We've come to associate Ikea with cheap flat-pack furniture, indestructible blue bags and very tasty meatballs. Every single day, 2 million of those meatballs are consumed across 340 Ikea stores. That's a lot of meat.

If those meatballs were meatless, would they still be as tasty? Ikea has been exploring this very question.

Their innovation lab, Space10, reinvents products with sustainable materials and ingredients. Space10 began exploring different takes on the Ikea meatball three years ago using alternative ingredients like algae and lab-grown meat. But those meatballs were never actually produced.

Now, they're really getting into the alternative protein game with two new real meatball prototypes. Space10 is calling it the Neatball, and one version is made with mealworms. According to Wikipedia, mealworms are "the larval form of the mealworm beetle, Tenebrio molitor, a species of darkling beetle." Meatballs made with mashed bugs, anyone? Space10 says they like to eat them served traditional-style with mashed potatoes, gravy and lingonberry sauce.  

"The Neatball is designed to get people thinking about reducing their meat consumption, using local produce and trying alternative proteins," Space10 wrote in a blog post. If you're not super keen on bug balls, Space10 has you covered. Another version of the Neatball is made with root vegetables, including carrots, parsnips and beets.

If both sound equally unappetizing, no need to run out to your nearest Ikea and stock up on frozen real meat meatballs. The Neatball won't be appearing in stores anytime soon. Space10 is Ikea's test kitchen, which intends to draw attention to food products that could be feasible -- but aren't ready for the prime time mass market quite yet.

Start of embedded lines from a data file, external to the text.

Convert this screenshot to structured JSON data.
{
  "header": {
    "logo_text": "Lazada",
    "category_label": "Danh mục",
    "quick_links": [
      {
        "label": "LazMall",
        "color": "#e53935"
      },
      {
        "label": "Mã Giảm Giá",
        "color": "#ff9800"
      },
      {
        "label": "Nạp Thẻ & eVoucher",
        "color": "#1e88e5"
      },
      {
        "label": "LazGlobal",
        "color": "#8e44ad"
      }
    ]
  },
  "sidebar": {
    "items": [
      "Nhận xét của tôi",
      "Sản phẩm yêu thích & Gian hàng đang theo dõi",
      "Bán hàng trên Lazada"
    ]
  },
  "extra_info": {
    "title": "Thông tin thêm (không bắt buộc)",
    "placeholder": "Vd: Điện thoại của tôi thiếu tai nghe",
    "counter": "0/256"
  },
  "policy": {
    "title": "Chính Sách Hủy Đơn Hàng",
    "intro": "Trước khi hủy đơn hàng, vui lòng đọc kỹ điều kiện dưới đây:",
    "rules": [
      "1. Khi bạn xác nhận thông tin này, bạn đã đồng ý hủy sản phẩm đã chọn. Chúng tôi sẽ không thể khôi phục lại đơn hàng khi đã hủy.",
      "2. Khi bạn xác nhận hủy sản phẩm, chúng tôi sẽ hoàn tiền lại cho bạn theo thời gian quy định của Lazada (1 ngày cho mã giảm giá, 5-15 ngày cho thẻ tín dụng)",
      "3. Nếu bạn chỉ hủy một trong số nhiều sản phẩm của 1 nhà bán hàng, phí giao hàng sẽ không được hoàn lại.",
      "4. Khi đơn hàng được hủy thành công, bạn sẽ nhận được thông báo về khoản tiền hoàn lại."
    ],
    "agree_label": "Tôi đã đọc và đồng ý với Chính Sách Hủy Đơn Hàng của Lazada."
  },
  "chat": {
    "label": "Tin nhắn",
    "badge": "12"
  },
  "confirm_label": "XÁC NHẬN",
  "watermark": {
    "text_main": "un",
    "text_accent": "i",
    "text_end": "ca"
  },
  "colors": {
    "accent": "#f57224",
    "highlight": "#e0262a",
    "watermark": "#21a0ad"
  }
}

With the unveiling of the Neatball, Space10 introduced a few other fast-food concepts featuring unique alternative ingredients. There's a Dogless Hotdog with a spirulina bun; the Bug Burger with  beetroot, parsnip, potatoes and mealworms; and salad constructed entirely from hydroponic-grown microgreens, sprouts and herbs.

Published on: Mar 16, 2018